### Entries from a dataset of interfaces
■ ■ ■

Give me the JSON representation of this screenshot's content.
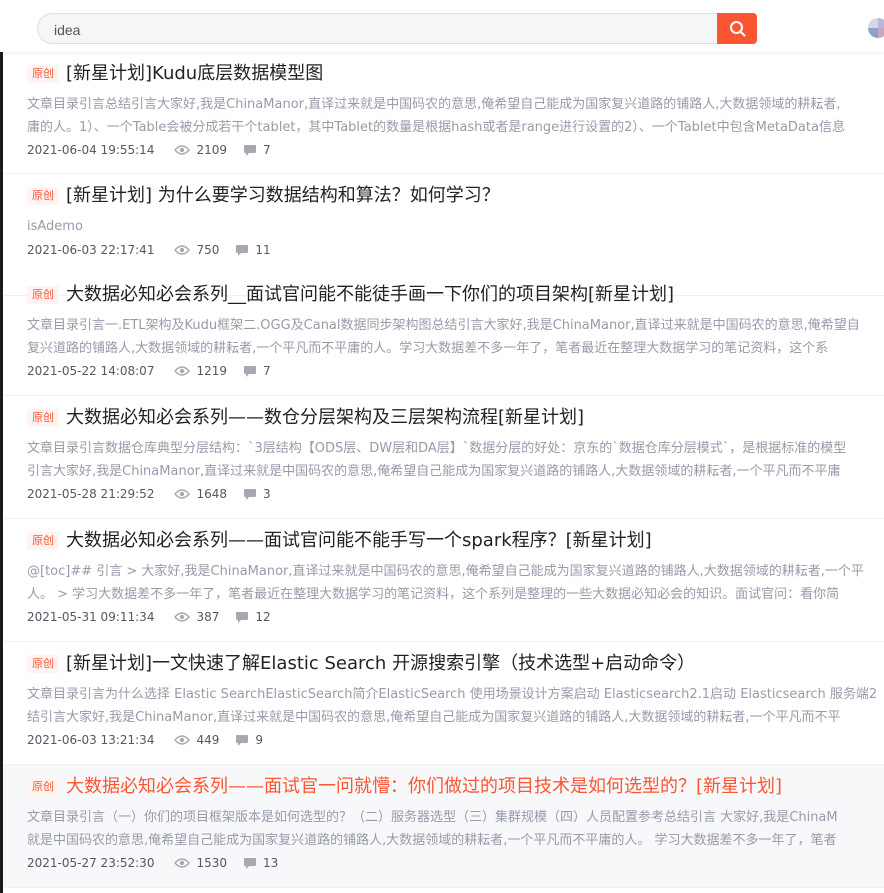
{
  "search": {
    "value": "idea"
  },
  "articles": [
    {
      "tag": "原创",
      "title": "[新星计划]Kudu底层数据模型图",
      "desc1": "文章目录引言总结引言大家好,我是ChinaManor,直译过来就是中国码农的意思,俺希望自己能成为国家复兴道路的铺路人,大数据领域的耕耘者,",
      "desc2": "庸的人。1）、一个Table会被分成若干个tablet，其中Tablet的数量是根据hash或者是range进行设置的2）、一个Tablet中包含MetaData信息",
      "date": "2021-06-04 19:55:14",
      "views": "2109",
      "comments": "7"
    },
    {
      "tag": "原创",
      "title": "[新星计划] 为什么要学习数据结构和算法？如何学习？",
      "desc1": "isAdemo",
      "desc2": "",
      "date": "2021-06-03 22:17:41",
      "views": "750",
      "comments": "11"
    },
    {
      "tag": "原创",
      "title": "大数据必知必会系列__面试官问能不能徒手画一下你们的项目架构[新星计划]",
      "desc1": "文章目录引言一.ETL架构及Kudu框架二.OGG及Canal数据同步架构图总结引言大家好,我是ChinaManor,直译过来就是中国码农的意思,俺希望自",
      "desc2": "复兴道路的铺路人,大数据领域的耕耘者,一个平凡而不平庸的人。学习大数据差不多一年了，笔者最近在整理大数据学习的笔记资料，这个系",
      "date": "2021-05-22 14:08:07",
      "views": "1219",
      "comments": "7"
    },
    {
      "tag": "原创",
      "title": "大数据必知必会系列——数仓分层架构及三层架构流程[新星计划]",
      "desc1": "文章目录引言数据仓库典型分层结构：`3层结构【ODS层、DW层和DA层】`数据分层的好处：京东的`数据仓库分层模式`，是根据标准的模型",
      "desc2": "引言大家好,我是ChinaManor,直译过来就是中国码农的意思,俺希望自己能成为国家复兴道路的铺路人,大数据领域的耕耘者,一个平凡而不平庸",
      "date": "2021-05-28 21:29:52",
      "views": "1648",
      "comments": "3"
    },
    {
      "tag": "原创",
      "title": "大数据必知必会系列——面试官问能不能手写一个spark程序？[新星计划]",
      "desc1": "@[toc]## 引言 > 大家好,我是ChinaManor,直译过来就是中国码农的意思,俺希望自己能成为国家复兴道路的铺路人,大数据领域的耕耘者,一个平",
      "desc2": "人。 > 学习大数据差不多一年了，笔者最近在整理大数据学习的笔记资料，这个系列是整理的一些大数据必知必会的知识。面试官问：看你简",
      "date": "2021-05-31 09:11:34",
      "views": "387",
      "comments": "12"
    },
    {
      "tag": "原创",
      "title": "[新星计划]一文快速了解Elastic Search 开源搜索引擎（技术选型+启动命令）",
      "desc1": "文章目录引言为什么选择 Elastic SearchElasticSearch简介ElasticSearch 使用场景设计方案启动 Elasticsearch2.1启动 Elasticsearch 服务端2",
      "desc2": "结引言大家好,我是ChinaManor,直译过来就是中国码农的意思,俺希望自己能成为国家复兴道路的铺路人,大数据领域的耕耘者,一个平凡而不平",
      "date": "2021-06-03 13:21:34",
      "views": "449",
      "comments": "9"
    },
    {
      "tag": "原创",
      "title": "大数据必知必会系列——面试官一问就懵：你们做过的项目技术是如何选型的？[新星计划]",
      "desc1": "文章目录引言（一）你们的项目框架版本是如何选型的？（二）服务器选型（三）集群规模（四）人员配置参考总结引言 大家好,我是ChinaM",
      "desc2": "就是中国码农的意思,俺希望自己能成为国家复兴道路的铺路人,大数据领域的耕耘者,一个平凡而不平庸的人。 学习大数据差不多一年了，笔者",
      "date": "2021-05-27 23:52:30",
      "views": "1530",
      "comments": "13"
    }
  ]
}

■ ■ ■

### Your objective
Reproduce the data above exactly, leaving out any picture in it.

### Task answer
Give me the JSON representation of this screenshot's content.
{
  "search": {
    "value": "idea"
  },
  "articles": [
    {
      "tag": "原创",
      "title": "[新星计划]Kudu底层数据模型图",
      "desc1": "文章目录引言总结引言大家好,我是ChinaManor,直译过来就是中国码农的意思,俺希望自己能成为国家复兴道路的铺路人,大数据领域的耕耘者,",
      "desc2": "庸的人。1）、一个Table会被分成若干个tablet，其中Tablet的数量是根据hash或者是range进行设置的2）、一个Tablet中包含MetaData信息",
      "date": "2021-06-04 19:55:14",
      "views": "2109",
      "comments": "7"
    },
    {
      "tag": "原创",
      "title": "[新星计划] 为什么要学习数据结构和算法？如何学习？",
      "desc1": "isAdemo",
      "desc2": "",
      "date": "2021-06-03 22:17:41",
      "views": "750",
      "comments": "11"
    },
    {
      "tag": "原创",
      "title": "大数据必知必会系列__面试官问能不能徒手画一下你们的项目架构[新星计划]",
      "desc1": "文章目录引言一.ETL架构及Kudu框架二.OGG及Canal数据同步架构图总结引言大家好,我是ChinaManor,直译过来就是中国码农的意思,俺希望自",
      "desc2": "复兴道路的铺路人,大数据领域的耕耘者,一个平凡而不平庸的人。学习大数据差不多一年了，笔者最近在整理大数据学习的笔记资料，这个系",
      "date": "2021-05-22 14:08:07",
      "views": "1219",
      "comments": "7"
    },
    {
      "tag": "原创",
      "title": "大数据必知必会系列——数仓分层架构及三层架构流程[新星计划]",
      "desc1": "文章目录引言数据仓库典型分层结构：`3层结构【ODS层、DW层和DA层】`数据分层的好处：京东的`数据仓库分层模式`，是根据标准的模型",
      "desc2": "引言大家好,我是ChinaManor,直译过来就是中国码农的意思,俺希望自己能成为国家复兴道路的铺路人,大数据领域的耕耘者,一个平凡而不平庸",
      "date": "2021-05-28 21:29:52",
      "views": "1648",
      "comments": "3"
    },
    {
      "tag": "原创",
      "title": "大数据必知必会系列——面试官问能不能手写一个spark程序？[新星计划]",
      "desc1": "@[toc]## 引言 > 大家好,我是ChinaManor,直译过来就是中国码农的意思,俺希望自己能成为国家复兴道路的铺路人,大数据领域的耕耘者,一个平",
      "desc2": "人。 > 学习大数据差不多一年了，笔者最近在整理大数据学习的笔记资料，这个系列是整理的一些大数据必知必会的知识。面试官问：看你简",
      "date": "2021-05-31 09:11:34",
      "views": "387",
      "comments": "12"
    },
    {
      "tag": "原创",
      "title": "[新星计划]一文快速了解Elastic Search 开源搜索引擎（技术选型+启动命令）",
      "desc1": "文章目录引言为什么选择 Elastic SearchElasticSearch简介ElasticSearch 使用场景设计方案启动 Elasticsearch2.1启动 Elasticsearch 服务端2",
      "desc2": "结引言大家好,我是ChinaManor,直译过来就是中国码农的意思,俺希望自己能成为国家复兴道路的铺路人,大数据领域的耕耘者,一个平凡而不平",
      "date": "2021-06-03 13:21:34",
      "views": "449",
      "comments": "9"
    },
    {
      "tag": "原创",
      "title": "大数据必知必会系列——面试官一问就懵：你们做过的项目技术是如何选型的？[新星计划]",
      "desc1": "文章目录引言（一）你们的项目框架版本是如何选型的？（二）服务器选型（三）集群规模（四）人员配置参考总结引言 大家好,我是ChinaM",
      "desc2": "就是中国码农的意思,俺希望自己能成为国家复兴道路的铺路人,大数据领域的耕耘者,一个平凡而不平庸的人。 学习大数据差不多一年了，笔者",
      "date": "2021-05-27 23:52:30",
      "views": "1530",
      "comments": "13"
    }
  ]
}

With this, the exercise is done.